26. The full report on the assessment of Algeria’s compliance with the Basel Core Principles was discussed with the authorities. They expressed broad agreement with the conclusion reached by the staff. The authorities took a very constructive approach showing a genuine desire to start as soon as possible to improve the situation. Based on the findings of this assessment, the authorities have already embarked on an intensive program of technical assistance with IMF experts aiming at developing their supervisory capacity8 and increasing their effective knowledge of the banking system from a financial—as well as operational—perspective, which is a prerequisite for an efficient approach to bank supervision. The program involves the training of on-site personnel, including helping them in the preparation of on-site limited-scope inspections in the major banks, the identification of the information needed to fulfill off-site monitoring, the organization of the storage of the data received to foster its availability for processing, streamlining of the current organization to better identify responsibilities, and the development of synergies among data collecting departments.

Summary of Assessment Findings

Algeria-Compliance with the Basel Core Principles on Effective Banking Supervision

(Assessment of November 1999, using October 1999 methodology)

CPs Major Categories Main Findings
Precondition for effective banking supervision (CP 1) There are weaknesses in the public and market infrastructure. Some amendments of laws and regulations are recommended.
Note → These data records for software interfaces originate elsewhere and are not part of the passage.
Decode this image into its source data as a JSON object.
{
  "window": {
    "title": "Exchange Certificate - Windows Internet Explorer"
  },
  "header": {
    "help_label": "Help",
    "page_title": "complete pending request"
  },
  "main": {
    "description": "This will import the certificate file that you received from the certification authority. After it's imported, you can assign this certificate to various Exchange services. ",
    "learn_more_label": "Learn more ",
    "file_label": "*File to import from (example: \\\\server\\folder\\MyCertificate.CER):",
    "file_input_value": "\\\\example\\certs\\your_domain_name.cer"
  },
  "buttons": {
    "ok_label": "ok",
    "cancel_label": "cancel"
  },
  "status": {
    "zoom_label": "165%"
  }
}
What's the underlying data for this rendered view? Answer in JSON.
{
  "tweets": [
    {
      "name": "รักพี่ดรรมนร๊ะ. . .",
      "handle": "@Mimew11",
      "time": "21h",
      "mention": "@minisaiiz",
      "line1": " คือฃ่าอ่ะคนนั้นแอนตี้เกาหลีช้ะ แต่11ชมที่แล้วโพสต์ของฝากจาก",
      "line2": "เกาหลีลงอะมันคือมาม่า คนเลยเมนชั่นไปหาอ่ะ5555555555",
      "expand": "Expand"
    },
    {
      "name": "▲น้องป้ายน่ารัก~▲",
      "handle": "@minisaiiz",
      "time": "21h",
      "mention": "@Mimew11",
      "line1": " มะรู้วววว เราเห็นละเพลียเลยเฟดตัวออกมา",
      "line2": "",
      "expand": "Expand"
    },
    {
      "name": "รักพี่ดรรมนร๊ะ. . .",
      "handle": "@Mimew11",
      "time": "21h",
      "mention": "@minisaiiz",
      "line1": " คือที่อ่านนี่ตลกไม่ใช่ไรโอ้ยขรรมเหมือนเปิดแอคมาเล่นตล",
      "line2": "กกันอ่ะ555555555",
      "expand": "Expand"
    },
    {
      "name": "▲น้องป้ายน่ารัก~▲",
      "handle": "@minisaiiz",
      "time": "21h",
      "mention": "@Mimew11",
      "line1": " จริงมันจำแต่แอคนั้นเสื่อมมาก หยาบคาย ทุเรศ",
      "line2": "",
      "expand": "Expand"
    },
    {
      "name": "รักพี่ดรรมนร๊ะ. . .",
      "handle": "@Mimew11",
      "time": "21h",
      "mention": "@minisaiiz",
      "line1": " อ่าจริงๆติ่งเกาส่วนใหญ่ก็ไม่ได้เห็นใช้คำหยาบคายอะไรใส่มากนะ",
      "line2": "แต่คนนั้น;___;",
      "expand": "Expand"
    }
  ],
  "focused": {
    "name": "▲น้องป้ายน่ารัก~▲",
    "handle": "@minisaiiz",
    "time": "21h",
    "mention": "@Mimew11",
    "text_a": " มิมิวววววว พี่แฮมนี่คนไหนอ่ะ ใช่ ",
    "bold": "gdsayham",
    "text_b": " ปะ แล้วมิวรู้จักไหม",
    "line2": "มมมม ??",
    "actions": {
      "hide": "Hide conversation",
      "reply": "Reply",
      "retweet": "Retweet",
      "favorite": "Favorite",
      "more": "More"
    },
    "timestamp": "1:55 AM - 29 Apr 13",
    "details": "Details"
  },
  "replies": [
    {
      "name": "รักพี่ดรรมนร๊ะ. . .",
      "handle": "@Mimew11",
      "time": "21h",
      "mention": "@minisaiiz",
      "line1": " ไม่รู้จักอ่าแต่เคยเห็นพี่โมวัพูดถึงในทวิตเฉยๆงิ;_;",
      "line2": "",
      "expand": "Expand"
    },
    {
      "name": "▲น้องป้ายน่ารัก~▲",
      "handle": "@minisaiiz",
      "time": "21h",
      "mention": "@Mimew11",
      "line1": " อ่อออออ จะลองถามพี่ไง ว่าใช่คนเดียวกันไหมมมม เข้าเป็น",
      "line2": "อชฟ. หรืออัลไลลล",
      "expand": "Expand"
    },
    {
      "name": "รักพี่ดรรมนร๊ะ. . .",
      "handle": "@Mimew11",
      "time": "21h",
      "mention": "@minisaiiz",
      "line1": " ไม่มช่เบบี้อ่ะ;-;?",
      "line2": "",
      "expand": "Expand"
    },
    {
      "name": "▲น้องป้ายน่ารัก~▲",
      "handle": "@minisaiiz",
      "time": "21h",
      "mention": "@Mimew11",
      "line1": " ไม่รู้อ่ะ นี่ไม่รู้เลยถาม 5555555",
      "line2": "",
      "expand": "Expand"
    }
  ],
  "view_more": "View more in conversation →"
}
The major issue remains the divestiture of the State from the banking sector.
Licensing and structure (CPs 2-5) The CPs in this group of principles are essentially in compliance, but a strengthening of licensing procedures is essential.
Prudential regulations and requirements (CPs 6-15) 9 of the 10 principles in this group are noncompliant. The authorities have made efforts to issue new regulations, but they need to enforce compliance with these rules. There is also a need to adopt the Financial Action Task Force (FATF) principles on money laundering.
Methods of ongoing supervision (CPs 16-20) Algeria does not comply with most of the CPs in this category. However, steps are being taken to improve off-site and on-site supervisions through an intensive IMF technical assistance program.
Information requirements (CP 21) The reporting process of Algerian banks could be improved by developing coordination with external auditors. They should be required to immediately inform the supervisory authority if they detect any matters of material significance to the bank concerned.
Formal powers of supervisors (CP 22) Measured against essential criteria, Algeria is largely compliant with CP 22. However, additional measures should be taken to avoid supervisory forbearance.
Cross-border banking (CPs 23-25) Algeria is not compliant with this group of principles, but for the time being this is not a priority. The Bank of Algeria, however, would have the power to enter into formal agreements with other country supervisors to facilitate future supervision.

1 The assessment was conducted in November 1999. It was coordinated by Mr. Durand (IMF) and conducted by a joint IMF/World Bank team comprising Messrs. Védrenne-Lacombe (World Bank) and Chaize (Bank of France, retired).

2 The assessment was conducted following the "Core Principles Methodology," which has been approved by the Basel Committee on Banking Supervision, as well as by the Core Principles Liaison Group, in which the IMF and the World Bank are represented. The compliance was measured against essential criteria only.

3 Against about 50 percent of GDP in Tunisia and Morocco.

4 Public enterprises were also restructured in the 1990s. This process led notably to the closure of about a thousand small enterprises/units and to about 450,000 layoffs.

5 The authorities have requested the World Bank's assistance in tackling this issue.

6 The average refinancing rate was about 12 percent in 1999 due to the intensive use of the overdraft facility (whose rate is 19 percent) by some banks.

7 See Appendix I: summary of assessment findings.

8 As a result, on-site inspections of the government-owned banks have started to be conducted in the first half of 2000.